By virtue of running an animal sanctuary, your organization will most likely take in the majority of your residents from people and organizations who cannot properly care for them. In an ideal world, they would send the animal to your sanctuary, your new resident would be able to enjoy their forever home with you in peace and contentment, and the previous guardian of the animal would change their ways so that other animals would not fall into a similar predicament in the future.
Unfortunately, the world we live in is seldom ideal, and you need to take care to protect your organization when it comes to establishing a surrender policy for new residents. We have heard far too many stories of organizations and former guardians demanding that animals that were surrendered to sanctuaries be returned, either because they’ve had a change of heart or a change of circumstances and a desire to reclaim the animal they’ve surrendered into sanctuary care. We’ve even heard reports of previous surrenderers threatening sanctuaries with litigation, or worse, harassment and intimidation.
Although no written contract is immune to legal challenge, it’s critical that you develop and implement surrender documentation into your new resident intake policies at your sanctuary. The documentation should detail:
- The name, species, and descriptive information of the animal
- The history of the animal and previous care information, and reason for surrender
- Any special healthcare considerations for the animal
- The contact information for the animal’s veterinarian
- A signed, dated, and addressed clause that establishes the terms of surrender and transfer of guardianship along with a witness signature
- An appendix of any legal or medical documentation for the animal
The following is an example of verbiage for the surrender clause that you could implement into your document:
I hereby certify that I am the rightful guardian of the animal(s) who is/are the subject of this Animal Surrender Form, hereinafter referred to as “the animal(s).” I hereby surrender any and all property rights to the animal(s) to [The Sanctuary]. I certify that no other person has a right of property to the animal(s). I have disclosed all material information regarding the medical and behavioral history of the animal(s). I will willfully surrender all medical records and information pertaining to the animal(s). I have granted permission to contact my veterinarian for any necessary information pertaining to the animal(s) and I hereby consent to the release of any and all medical information by any medical provider. I understand that once I relinquish the animal, the animal will not be available to be returned and [The Sanctuary] has no obligation to follow up with information about the animal(s).

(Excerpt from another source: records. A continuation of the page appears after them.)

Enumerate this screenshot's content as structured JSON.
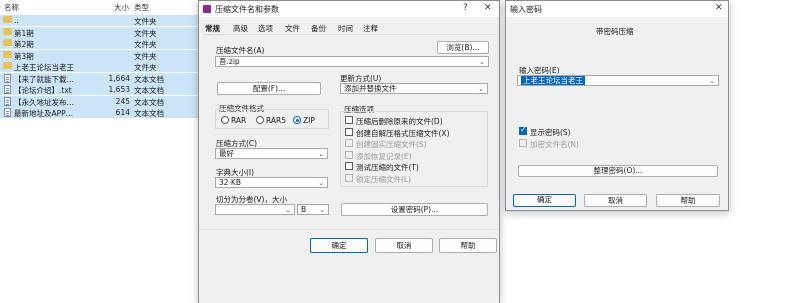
{
  "file_list": {
    "headers": {
      "name": "名称",
      "size": "大小",
      "type": "类型"
    },
    "rows": [
      {
        "name": "..",
        "size": "",
        "type": "文件夹",
        "icon": "folder-icon"
      },
      {
        "name": "第1期",
        "size": "",
        "type": "文件夹",
        "icon": "folder-icon"
      },
      {
        "name": "第2期",
        "size": "",
        "type": "文件夹",
        "icon": "folder-icon"
      },
      {
        "name": "第3期",
        "size": "",
        "type": "文件夹",
        "icon": "folder-icon"
      },
      {
        "name": "上老王论坛当老王",
        "size": "",
        "type": "文件夹",
        "icon": "folder-icon"
      },
      {
        "name": "【来了就能下载…",
        "size": "1,664",
        "type": "文本文档",
        "icon": "text-file-icon"
      },
      {
        "name": "【论坛介绍】.txt",
        "size": "1,653",
        "type": "文本文档",
        "icon": "text-file-icon"
      },
      {
        "name": "【永久地址发布…",
        "size": "245",
        "type": "文本文档",
        "icon": "text-file-icon"
      },
      {
        "name": "最新地址及APP…",
        "size": "614",
        "type": "文本文档",
        "icon": "text-file-icon"
      }
    ]
  },
  "archive_dialog": {
    "title": "压缩文件名和参数",
    "help_btn": "?",
    "close_btn": "✕",
    "tabs": [
      "常规",
      "高级",
      "选项",
      "文件",
      "备份",
      "时间",
      "注释"
    ],
    "archive_name_label": "压缩文件名(A)",
    "archive_name_value": "吾.zip",
    "browse_label": "浏览(B)...",
    "profile_label": "配置(F)...",
    "update_mode_label": "更新方式(U)",
    "update_mode_value": "添加并替换文件",
    "format_label": "压缩文件格式",
    "formats": [
      "RAR",
      "RAR5",
      "ZIP"
    ],
    "selected_format": "ZIP",
    "options_label": "压缩选项",
    "options": [
      {
        "label": "压缩后删除原来的文件(D)",
        "checked": false,
        "disabled": false
      },
      {
        "label": "创建自解压格式压缩文件(X)",
        "checked": false,
        "disabled": false
      },
      {
        "label": "创建固实压缩文件(S)",
        "checked": false,
        "disabled": true
      },
      {
        "label": "添加恢复记录(E)",
        "checked": false,
        "disabled": true
      },
      {
        "label": "测试压缩的文件(T)",
        "checked": false,
        "disabled": false
      },
      {
        "label": "锁定压缩文件(L)",
        "checked": false,
        "disabled": true
      }
    ],
    "method_label": "压缩方式(C)",
    "method_value": "最好",
    "dict_label": "字典大小(I)",
    "dict_value": "32 KB",
    "split_label": "切分为分卷(V)，大小",
    "split_unit": "B",
    "set_password_label": "设置密码(P)...",
    "ok": "确定",
    "cancel": "取消",
    "help": "帮助"
  },
  "password_dialog": {
    "title": "输入密码",
    "close_btn": "✕",
    "heading": "带密码压缩",
    "enter_label": "输入密码(E)",
    "password_value": "上老王论坛当老王",
    "show_password": "显示密码(S)",
    "encrypt_names": "加密文件名(N)",
    "organize": "整理密码(O)...",
    "ok": "确定",
    "cancel": "取消",
    "help": "帮助"
  }
}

I hereby release and forever discharge [The Sanctuary] from any and all rights, claims, obligations, liabilities, and causes of action whatsoever arising out of or relating to the ownership, possession, or disposition of the Animal(s), and I agree to indemnify and hold harmless [The Sanctuary] from and against any and all such rights, claims, obligations, liabilities, and causes of action which may be asserted by third parties. I have fully read and understand this Surrender Agreement. I accept and agree to abide by its terms.
In some circumstances, such as when the previous owner of the animal is unknown or unavailable, it may not be possible to get such an agreement down on paper. In this case, you should have whoever has brought the animal to you release them through documentation. The slight discomfort you may feel asking someone to sign over an animal through contract is vastly preferable to a legal battle or public spectacle!
Hopefully, the signed documentation will be filed away safely, never to be called into question or reviewed by a lawyer, but this is one small step to protect you and your organization from a slew of potential headaches!